CTTNBP2 is classified as a high-risk gene linked to autism spectrum disorder (ASD). We explored if ASD-linked CTTNBP2 mutations impact LLPS and indeed uncovered that various such mutations compromise the LLPS capability of CTTNBP2. Critically, one ASD-linked mutation, M120I, significantly enhanced molecular mobility within protein condensates, as revealed by FRAP imaging. In contrast, increasing zinc levels in solution reversed the impact of the M120I mutation on CTTNBP2 phase transition. Importantly, rather than using truncated proteins, in our study we have used ASD-linked mutations to demonstrate how LLPS is regulated in neurons, enabling us to preserve most native protein-protein interactions of CTTNBP2 in neurons and thereby supporting the specificity of our manipulations and providing greater insight into ASD etiology.

We have previously reported the beneficial effect of dietary zinc supplementation on CTTNBP2 mutant models. However, it had remained puzzling how zinc controls the distribution of such a diversity of proteins at synapses. Our present study provides further evidence that, through CTTNBP2, zinc modulates protein phase transitions at synapses, eliciting changes at the molecular and behavioral levels.

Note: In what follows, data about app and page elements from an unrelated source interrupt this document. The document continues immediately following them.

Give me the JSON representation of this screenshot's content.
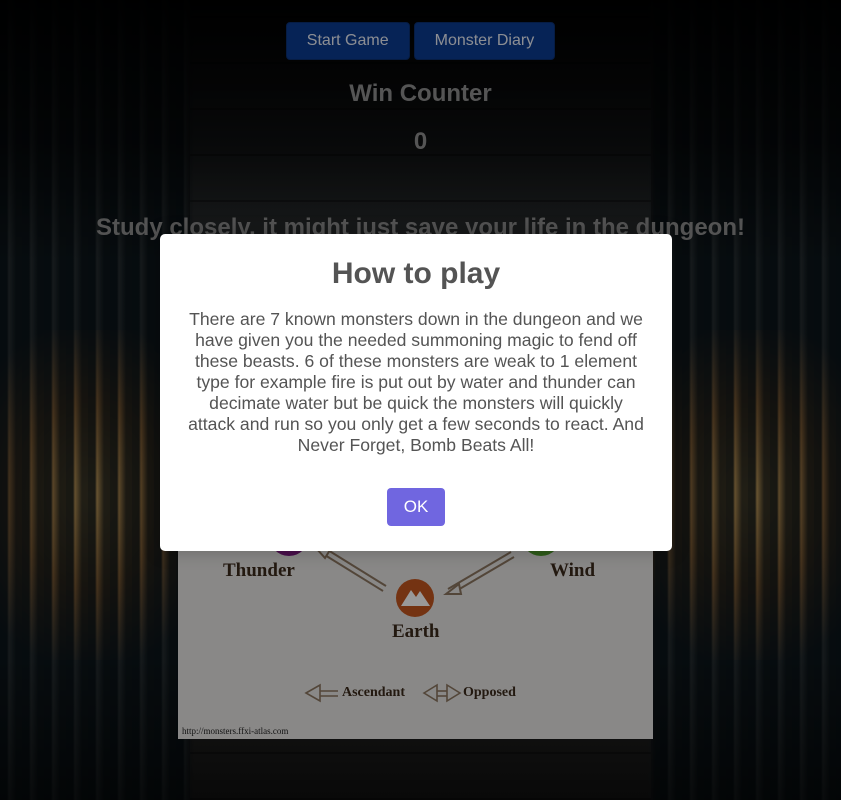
{
  "nav": {
    "start_label": "Start Game",
    "diary_label": "Monster Diary"
  },
  "win_counter": {
    "title": "Win Counter",
    "count": "0"
  },
  "study_text": "Study closely, it might just save your life in the dungeon!",
  "diagram": {
    "labels": {
      "thunder": "Thunder",
      "wind": "Wind",
      "earth": "Earth",
      "ascendant": "Ascendant",
      "opposed": "Opposed"
    },
    "source_url": "http://monsters.ffxi-atlas.com",
    "colors": {
      "thunder": "#7a1a7f",
      "wind": "#4f9a2c",
      "earth": "#c2551f"
    },
    "icons": [
      "thunder-element-icon",
      "wind-element-icon",
      "earth-element-icon",
      "ascendant-arrow-icon",
      "opposed-arrow-icon"
    ]
  },
  "modal": {
    "title": "How to play",
    "text": "There are 7 known monsters down in the dungeon and we have given you the needed summoning magic to fend off these beasts. 6 of these monsters are weak to 1 element type for example fire is put out by water and thunder can decimate water but be quick the monsters will quickly attack and run so you only get a few seconds to react. And Never Forget, Bomb Beats All!",
    "ok_label": "OK"
  },
  "colors": {
    "nav_button": "#0b3b8f",
    "ok_button": "#7066e0",
    "modal_text": "#545454"
  }
}
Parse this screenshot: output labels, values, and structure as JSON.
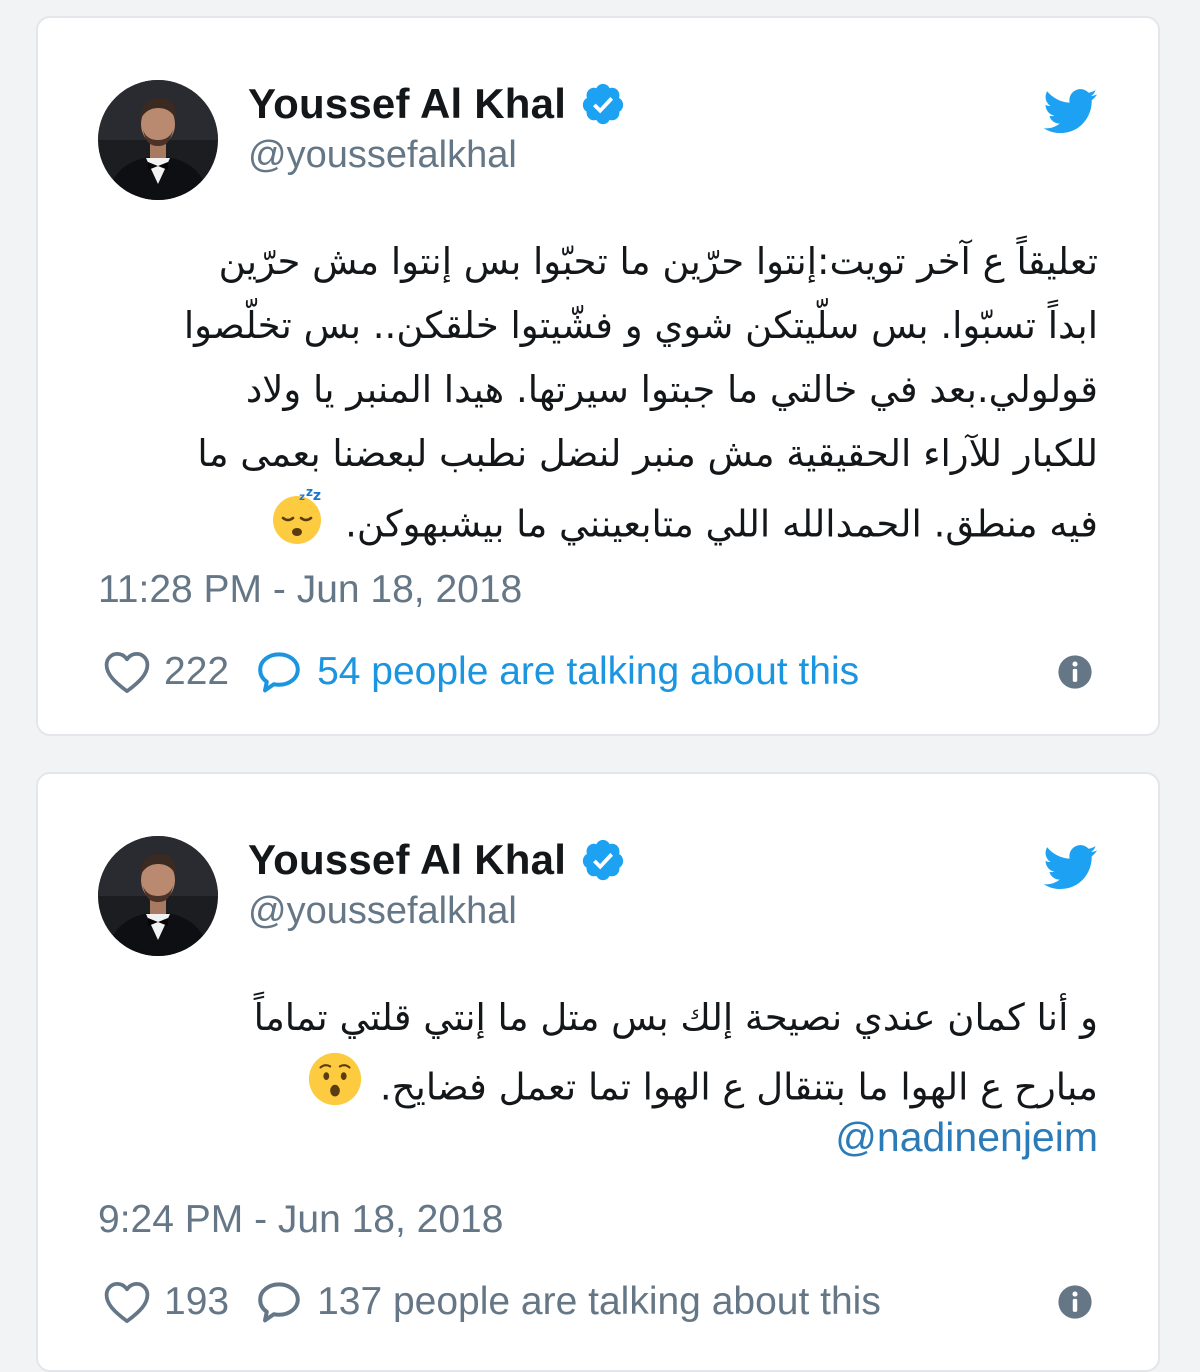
{
  "colors": {
    "twitter_blue": "#1da1f2",
    "link_blue": "#1b95e0",
    "mention_blue": "#2b7bb9",
    "gray_text": "#657786",
    "name_text": "#14171a"
  },
  "tweets": [
    {
      "author": {
        "name": "Youssef Al Khal",
        "handle": "@youssefalkhal",
        "verified_icon": "verified-badge-icon",
        "avatar": "profile-photo"
      },
      "brand_icon": "twitter-bird-icon",
      "text_lines": [
        "تعليقاً ع آخر تويت:إنتوا حرّين ما تحبّوا بس إنتوا مش حرّين",
        "ابداً تسبّوا. بس سلّيتكن شوي و فشّيتوا خلقكن.. بس تخلّصوا",
        "قولولي.بعد في خالتي ما جبتوا سيرتها. هيدا المنبر يا ولاد",
        "للكبار للآراء الحقيقية مش منبر لنضل نطبب لبعضنا بعمى ما",
        "فيه منطق. الحمدالله اللي متابعينني ما بيشبهوكن."
      ],
      "emoji": "sleeping-face-emoji",
      "mention": "",
      "timestamp": "11:28 PM - Jun 18, 2018",
      "likes": "222",
      "talking": "54 people are talking about this",
      "talking_is_link": true
    },
    {
      "author": {
        "name": "Youssef Al Khal",
        "handle": "@youssefalkhal",
        "verified_icon": "verified-badge-icon",
        "avatar": "profile-photo"
      },
      "brand_icon": "twitter-bird-icon",
      "text_lines": [
        "و أنا كمان عندي نصيحة إلك بس متل ما إنتي قلتي تماماً",
        "مبارح ع الهوا ما بتنقال ع الهوا تما تعمل فضايح."
      ],
      "emoji": "hushed-face-emoji",
      "mention": "@nadinenjeim",
      "timestamp": "9:24 PM - Jun 18, 2018",
      "likes": "193",
      "talking": "137 people are talking about this",
      "talking_is_link": false
    }
  ]
}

We have been profoundly grateful to collaborate with the excellent structural biologist Dr. Kuo-Chiang Hsia and his PhD student Sahana Shankar at the Institute of Molecular Biology, Academia Sinica, in this project. We have been working on CTTNBP2 for many years, but a significant impediment to our studies had been the lack of purified full-length CTTNBP2, perhaps due to its inherently disordered nature. Dr. Hsia successfully expressed and purified full-length GFP-CTTNBP2, allowing us to overcome that limitation and tackle a number of unanswered questions.

The present report represents an encouraging milestone in our investigations of CTTNBP2, yet much work remains to be done. Uncovering that CTTNBP2 undergoes LLPS has opened up a host of new research avenues to us. Although we have successfully used cultured neurons to demonstrate LLPS of various PSD proteins, the dynamics of the entire PSD during different stimulations remains unclear. Visualizing PSD protein redistributions in vivo has been achievable for years, but it remains challenging to specifically attribute the phenomenon to protein phase transition. In our present report, we have demonstrated that zinc input from presynaptic vesicles significantly modifies the protein phase of endogenous CTTNBP2. The activity-dependent feature of zinc regulation implies a link between LLPS and neuronal plasticity. However, we await solid evidence that LLPS is essential for neuronal plasticity and that this phenomenon has a significant impact on neuronal circuits and behaviors. Further detailed investigations will be necessary and, even more importantly, additional interdisciplinary techniques will need to be applied to address these fascinating and fundamental biological questions.

All the works are done in Institute of Molecular Biology, Academia Sinica, Taiwan. 

Pu-Yun Shih

Postdoctoral Scholar , University of California San Francisco